In 1961, I participated in what a Richmond, Va., newspaper called "one of the most ambitious experiments in race-mixing the South had seen." With the nation in turmoil, 25 other black students and I helped integrate an all-white junior high school.
Outside the school, we faced angry crowds determined to prevent us from getting a quality education in peace. Inside, we were constantly afraid of being confronted by the white toughs who took special joy in threatening us black kids. We were just 12 years old at the time, and we felt outnumbered, intimidated and overwhelmed.
I'll never forget the day one of them made good on his threats. I was descending a large stairway when he pushed me from behind hard. I fell down the stone stairs, landing at the bottom with my shins and back badly bruised. Not done, the bully kicked my books all over the hall as his friends heckled and laughed at me.
And that's when an amazing thing happened.
One of the white girls in the crowd stepped forward and began helping me gather my books. She continued even as her friends turned on her and called her horrible names. Unfazed, she walked me down the hall to the nurse's office. She didn't say much, but she said enough to make it clear the boy who pushed me didn't speak or act for her and many others like her.
I've thought of that girl a lot this summer. Because her courage and kindness are so at odds with what's happened to Kirstjen Nielsen, Mitch McConnell and Brett Kavanaugh.
Nielsen is the secretary of Homeland Security. As such, she has been directly involved in one of the hottest issues of the day: illegal immigration.On June 20, she was quietly eating dinner at a D.C. restaurant when members of the Democratic Socialists of America approached her table and started chanting and heckling her. "Fascist pig!" one called her. "You're a villain!" another yelled. And then they ran her out of the restaurant.
Senate Majority Leader McConnell, R-Ky., found himself is a similar situation on several occasions. In addition to the name-calling and insults, he received an ominous threat: "We know where you live!" one protester bellowed.
Sadly, this behavior is being encouraged by some of our leaders. For example, Rep. Maxine Waters, D-Calif., told agitators, "If you see anybody from that Cabinet in a restaurant, in a department store, at a gasoline station, you get out and you create a crowd and you push back on them, and you tell them they're not welcome anymore, anywhere."
Now, being able to learn in peace and being able to eat or shop in peace are obviously different things. But there are unsettling similarities, too.
Angry crowds that heckle and threaten are not trying to change hearts and win minds they're trying to impose their will through intimidation. Worse, they can easily become violent.

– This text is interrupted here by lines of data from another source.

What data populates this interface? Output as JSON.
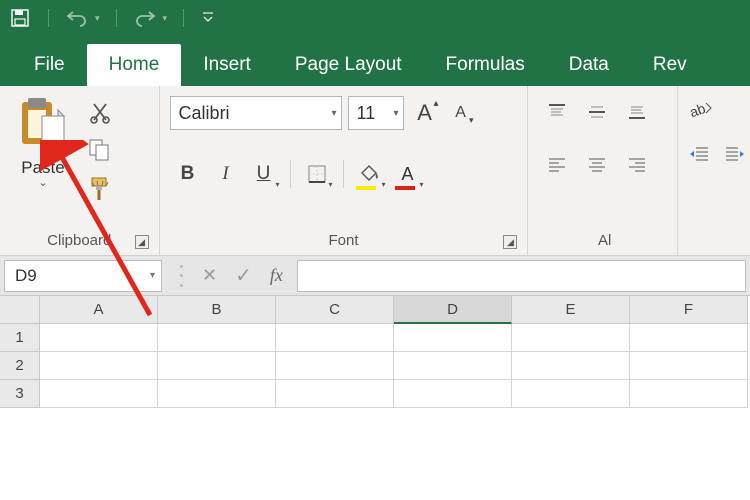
{
  "qat": {
    "save": "save-icon",
    "undo": "undo-icon",
    "redo": "redo-icon",
    "customize": "customize-icon"
  },
  "tabs": {
    "file": "File",
    "home": "Home",
    "insert": "Insert",
    "page_layout": "Page Layout",
    "formulas": "Formulas",
    "data": "Data",
    "review": "Rev"
  },
  "clipboard": {
    "paste_label": "Paste",
    "group_label": "Clipboard"
  },
  "font": {
    "name": "Calibri",
    "size": "11",
    "bold": "B",
    "italic": "I",
    "underline": "U",
    "group_label": "Font"
  },
  "alignment": {
    "group_label": "Al"
  },
  "formula_bar": {
    "cell_ref": "D9",
    "fx": "fx",
    "value": ""
  },
  "grid": {
    "cols": [
      "A",
      "B",
      "C",
      "D",
      "E",
      "F"
    ],
    "rows": [
      "1",
      "2",
      "3"
    ],
    "selected_col": "D"
  },
  "colors": {
    "brand": "#217346",
    "highlight": "#ffeb00",
    "font_color_bar": "#d62516"
  }
}
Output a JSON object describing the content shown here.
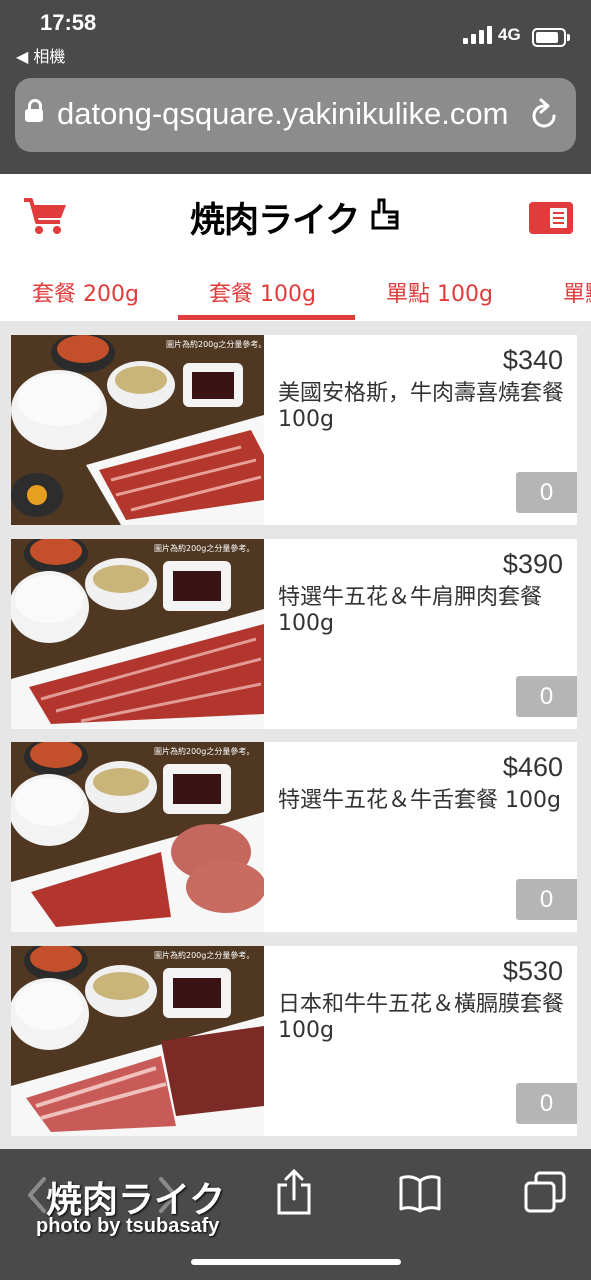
{
  "status_bar": {
    "time": "17:58",
    "back_app": "◀ 相機",
    "network": "4G"
  },
  "browser": {
    "url": "datong-qsquare.yakinikulike.com"
  },
  "site": {
    "logo_text": "焼肉ライク"
  },
  "tabs": [
    {
      "label": "套餐 200g",
      "active": false
    },
    {
      "label": "套餐 100g",
      "active": true
    },
    {
      "label": "單點 100g",
      "active": false
    },
    {
      "label": "單點",
      "active": false
    }
  ],
  "photo_caption": "圖片為約200g之分量參考。",
  "items": [
    {
      "price": "$340",
      "name": "美國安格斯，牛肉壽喜燒套餐 100g",
      "qty": "0"
    },
    {
      "price": "$390",
      "name": "特選牛五花＆牛肩胛肉套餐 100g",
      "qty": "0"
    },
    {
      "price": "$460",
      "name": "特選牛五花＆牛舌套餐 100g",
      "qty": "0"
    },
    {
      "price": "$530",
      "name": "日本和牛牛五花＆橫膈膜套餐 100g",
      "qty": "0"
    }
  ],
  "watermark": {
    "title": "焼肉ライク",
    "credit": "photo by tsubasafy"
  },
  "colors": {
    "accent": "#e03c3c",
    "chrome": "#4a4a4a",
    "qty_bg": "#b5b5b5"
  }
}
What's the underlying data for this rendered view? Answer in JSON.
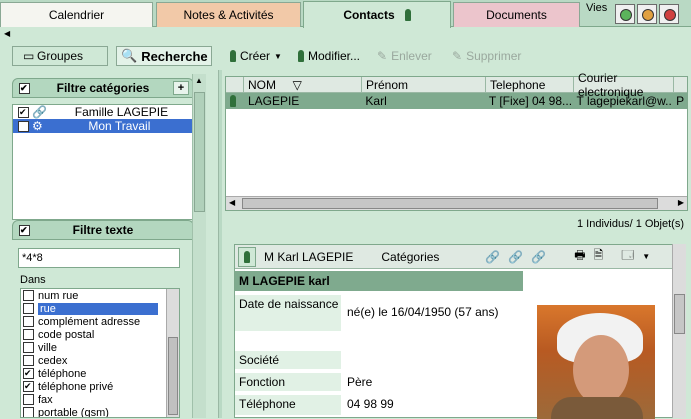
{
  "tabs": [
    {
      "label": "Calendrier"
    },
    {
      "label": "Notes & Activités"
    },
    {
      "label": "Contacts"
    },
    {
      "label": "Documents"
    }
  ],
  "vies": "Vies",
  "toolbar": {
    "groupes": "Groupes",
    "recherche": "Recherche",
    "creer": "Créer",
    "modifier": "Modifier...",
    "enlever": "Enlever",
    "supprimer": "Supprimer"
  },
  "filtre_categories": {
    "title": "Filtre catégories",
    "items": [
      {
        "label": "Famille LAGEPIE",
        "checked": true
      },
      {
        "label": "Mon Travail",
        "checked": true
      }
    ]
  },
  "filtre_texte": {
    "title": "Filtre texte",
    "value": "*4*8",
    "dans": "Dans",
    "fields": [
      {
        "label": "num rue",
        "checked": false
      },
      {
        "label": "rue",
        "checked": false
      },
      {
        "label": "complément adresse",
        "checked": false
      },
      {
        "label": "code postal",
        "checked": false
      },
      {
        "label": "ville",
        "checked": false
      },
      {
        "label": "cedex",
        "checked": false
      },
      {
        "label": "téléphone",
        "checked": true
      },
      {
        "label": "téléphone privé",
        "checked": true
      },
      {
        "label": "fax",
        "checked": false
      },
      {
        "label": "portable (gsm)",
        "checked": false
      }
    ]
  },
  "grid": {
    "columns": [
      "NOM",
      "Prénom",
      "Telephone",
      "Courier electronique"
    ],
    "rows": [
      {
        "nom": "LAGEPIE",
        "prenom": "Karl",
        "telephone": "T [Fixe] 04 98...",
        "email": "T lagepiekarl@w...",
        "extra": "P"
      }
    ],
    "count": "1 Individus/ 1 Objet(s)"
  },
  "detail": {
    "header_name": "M Karl LAGEPIE",
    "categories": "Catégories",
    "full_name": "M LAGEPIE karl",
    "fields": [
      {
        "label": "Date de naissance",
        "value": "né(e) le 16/04/1950 (57 ans)"
      },
      {
        "label": "Société",
        "value": ""
      },
      {
        "label": "Fonction",
        "value": "Père"
      },
      {
        "label": "Téléphone",
        "value": "04 98 99"
      }
    ]
  }
}
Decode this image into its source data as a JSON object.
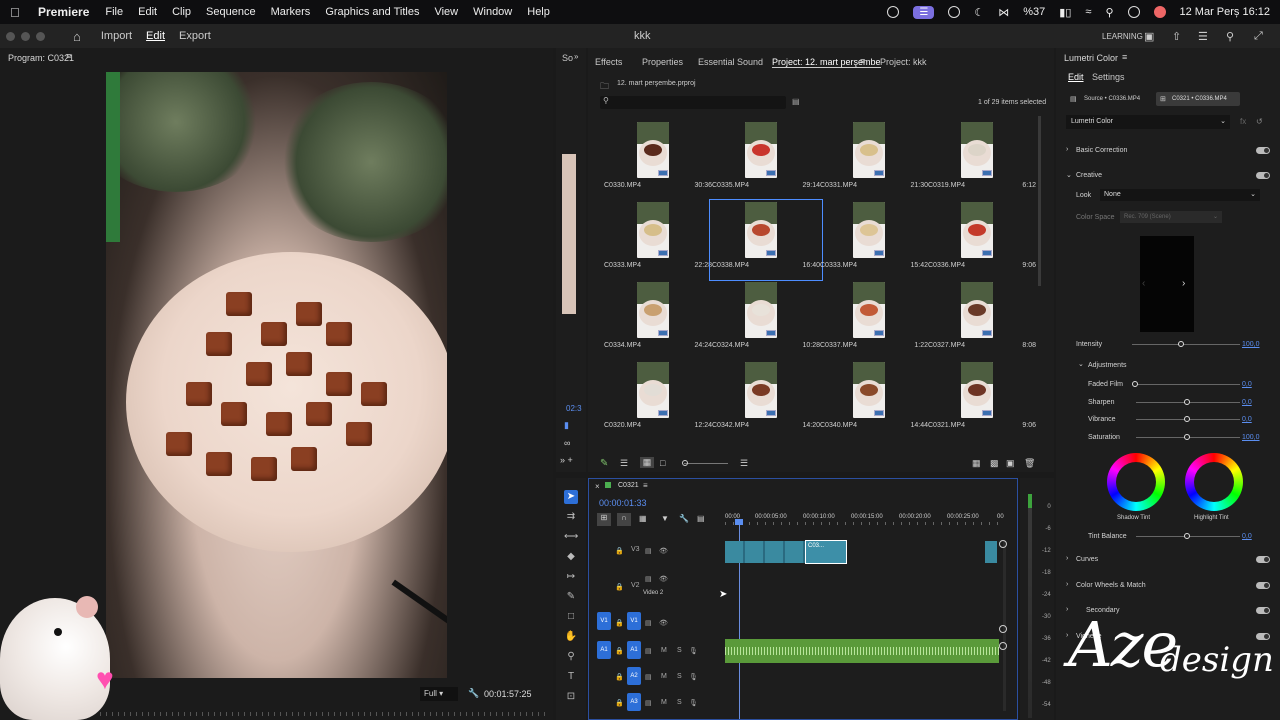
{
  "menubar": {
    "app": "Premiere",
    "items": [
      "File",
      "Edit",
      "Clip",
      "Sequence",
      "Markers",
      "Graphics and Titles",
      "View",
      "Window",
      "Help"
    ],
    "battery": "%37",
    "datetime": "12 Mar Perș 16:12"
  },
  "header": {
    "import": "Import",
    "edit": "Edit",
    "export": "Export",
    "project_name": "kkk",
    "learning": "LEARNING"
  },
  "program": {
    "title": "Program: C0321",
    "fit": "Full",
    "timecode": "00:01:57:25"
  },
  "source_strip": {
    "label": "So",
    "timecode": "02:3"
  },
  "project": {
    "tabs": [
      "Effects",
      "Properties",
      "Essential Sound",
      "Project: 12. mart perşembe",
      "Project: kkk"
    ],
    "bin_name": "12. mart perşembe.prproj",
    "count": "1 of 29 items selected",
    "clips": [
      {
        "name": "C0330.MP4",
        "dur": "30:36",
        "food": "#5a2a1c"
      },
      {
        "name": "C0335.MP4",
        "dur": "29:14",
        "food": "#c9352c"
      },
      {
        "name": "C0331.MP4",
        "dur": "21:30",
        "food": "#d8c08c"
      },
      {
        "name": "C0319.MP4",
        "dur": "6:12",
        "food": "#dcd4c8"
      },
      {
        "name": "C0333.MP4",
        "dur": "22:28",
        "food": "#d6be8a"
      },
      {
        "name": "C0338.MP4",
        "dur": "16:40",
        "food": "#b8482e"
      },
      {
        "name": "C0333.MP4",
        "dur": "15:42",
        "food": "#ddc596"
      },
      {
        "name": "C0336.MP4",
        "dur": "9:06",
        "food": "#c43a2a"
      },
      {
        "name": "C0334.MP4",
        "dur": "24:24",
        "food": "#c9a070"
      },
      {
        "name": "C0324.MP4",
        "dur": "10:28",
        "food": "#e8e2da"
      },
      {
        "name": "C0337.MP4",
        "dur": "1:22",
        "food": "#c25a36"
      },
      {
        "name": "C0327.MP4",
        "dur": "8:08",
        "food": "#6a3a28"
      },
      {
        "name": "C0320.MP4",
        "dur": "12:24",
        "food": "#e2ddd6"
      },
      {
        "name": "C0342.MP4",
        "dur": "14:20",
        "food": "#7a3a24"
      },
      {
        "name": "C0340.MP4",
        "dur": "14:44",
        "food": "#8a4a2a"
      },
      {
        "name": "C0321.MP4",
        "dur": "9:06",
        "food": "#6e3424"
      }
    ]
  },
  "timeline": {
    "seq_name": "C0321",
    "timecode": "00:00:01:33",
    "ruler": [
      "00:00",
      "00:00:05:00",
      "00:00:10:00",
      "00:00:15:00",
      "00:00:20:00",
      "00:00:25:00",
      "00"
    ],
    "tracks": [
      "V3",
      "V2",
      "V1",
      "A1",
      "A2",
      "A3"
    ],
    "video2_label": "Video 2",
    "clip_label": "C03..."
  },
  "meters": [
    "0",
    "-6",
    "-12",
    "-18",
    "-24",
    "-30",
    "-36",
    "-42",
    "-48",
    "-54"
  ],
  "lumetri": {
    "title": "Lumetri Color",
    "tabs": [
      "Edit",
      "Settings"
    ],
    "source": "Source • C0336.MP4",
    "target": "C0321 • C0336.MP4",
    "effect": "Lumetri Color",
    "basic": "Basic Correction",
    "creative": "Creative",
    "look_label": "Look",
    "look_value": "None",
    "colorspace_label": "Color Space",
    "colorspace_value": "Rec. 709 (Scene)",
    "intensity": "Intensity",
    "intensity_val": "100,0",
    "adjustments": "Adjustments",
    "faded": "Faded Film",
    "faded_val": "0,0",
    "sharpen": "Sharpen",
    "sharpen_val": "0,0",
    "vibrance": "Vibrance",
    "vibrance_val": "0,0",
    "saturation": "Saturation",
    "saturation_val": "100,0",
    "shadow_tint": "Shadow Tint",
    "highlight_tint": "Highlight Tint",
    "tint_balance": "Tint Balance",
    "tint_balance_val": "0,0",
    "curves": "Curves",
    "wheels": "Color Wheels & Match",
    "secondary": "Secondary",
    "vignette": "Vignette"
  },
  "watermark": {
    "line1": "Aze",
    "line2": "design"
  }
}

It shouldn't, and doesn't have to, be this way. When I was attacked in that school stairwell, a brave girl stepped forward. Her quiet act of courage revealed her good heart and the power of civility. We need much, much more of that today.
July 12 marked the second annual "National Day of Civility," but there was precious little of it to be found in Washington that day. As Supreme Court nominee Brett Kavanaugh was introducing himself to senators, his opponents hurled incredibly insulting rhetoric at him.
Judge Kavanaugh is widely known for his intelligence, fairness, impartiality, and faithfulness to the Constitution. But that didn't stop radicals from smearing him as "intellectually and morally bankrupt." They were joined by former Virginia Gov. Terry McAuliffe, who said Kavanaugh's nomination "will threaten the lives of millions of Americans." Hollywood types weighed in, too, warning that Kavanaugh's confirmation would herald "the first American dictatorship."
And these are just a few of the many uncivil things said about this very civil jurist.
My friend Donna Brazile once said, "A government of, by, and for the people requires that people talk to people, that we can agree to disagree but do so in civility." Donna and I disagree about many approaches to public policy. But we strongly agree about being able to do so in a calm, respectful and civil manner.
With the nation once again in turmoil, more Americans in public and in private life alike need to choose civility. Instead of ugly rancor, we should show respect. Instead of closed minds, we should have open hearts. And when called on to do so, we need to demonstrate our own quiet courage.
It worked in a Richmond stairway. Isn't it time we try it as a nation?
This piece originally appeared in Chicago Tribune